◆ Work required: Give the number of lines in the data below containing the word "name", with no other text.

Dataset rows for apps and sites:
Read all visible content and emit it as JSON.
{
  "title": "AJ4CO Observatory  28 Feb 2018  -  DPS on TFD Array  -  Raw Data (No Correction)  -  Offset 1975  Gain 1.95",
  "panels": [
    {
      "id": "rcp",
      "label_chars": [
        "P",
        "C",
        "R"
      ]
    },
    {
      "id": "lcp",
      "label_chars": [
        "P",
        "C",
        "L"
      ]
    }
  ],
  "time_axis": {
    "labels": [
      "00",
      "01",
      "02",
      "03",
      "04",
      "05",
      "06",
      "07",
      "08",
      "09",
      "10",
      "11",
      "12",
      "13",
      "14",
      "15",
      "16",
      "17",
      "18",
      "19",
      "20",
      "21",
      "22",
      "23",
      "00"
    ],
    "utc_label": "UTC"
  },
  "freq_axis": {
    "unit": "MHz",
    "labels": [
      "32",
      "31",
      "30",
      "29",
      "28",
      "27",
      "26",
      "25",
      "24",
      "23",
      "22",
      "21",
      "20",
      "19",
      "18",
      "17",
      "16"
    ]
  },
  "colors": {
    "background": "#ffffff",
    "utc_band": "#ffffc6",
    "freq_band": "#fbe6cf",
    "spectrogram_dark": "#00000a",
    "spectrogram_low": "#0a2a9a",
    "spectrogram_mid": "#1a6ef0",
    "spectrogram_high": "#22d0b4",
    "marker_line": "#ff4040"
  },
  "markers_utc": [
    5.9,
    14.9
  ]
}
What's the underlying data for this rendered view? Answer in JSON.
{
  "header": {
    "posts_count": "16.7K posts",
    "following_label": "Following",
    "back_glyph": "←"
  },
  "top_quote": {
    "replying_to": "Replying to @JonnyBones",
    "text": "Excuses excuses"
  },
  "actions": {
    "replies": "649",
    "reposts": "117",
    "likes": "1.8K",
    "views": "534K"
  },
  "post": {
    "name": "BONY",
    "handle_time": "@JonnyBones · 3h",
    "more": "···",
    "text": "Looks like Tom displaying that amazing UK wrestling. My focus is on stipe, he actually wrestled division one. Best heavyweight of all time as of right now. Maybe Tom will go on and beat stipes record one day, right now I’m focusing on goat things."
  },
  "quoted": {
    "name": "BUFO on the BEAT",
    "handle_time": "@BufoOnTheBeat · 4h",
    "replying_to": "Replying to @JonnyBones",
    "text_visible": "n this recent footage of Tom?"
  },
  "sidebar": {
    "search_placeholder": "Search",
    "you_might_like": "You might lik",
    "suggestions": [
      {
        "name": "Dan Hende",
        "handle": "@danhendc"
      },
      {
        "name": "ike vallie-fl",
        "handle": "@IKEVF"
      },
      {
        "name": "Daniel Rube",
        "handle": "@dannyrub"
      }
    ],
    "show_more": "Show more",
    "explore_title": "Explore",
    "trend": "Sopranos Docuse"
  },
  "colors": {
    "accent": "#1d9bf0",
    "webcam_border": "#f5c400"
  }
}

◆ Exercise response: 5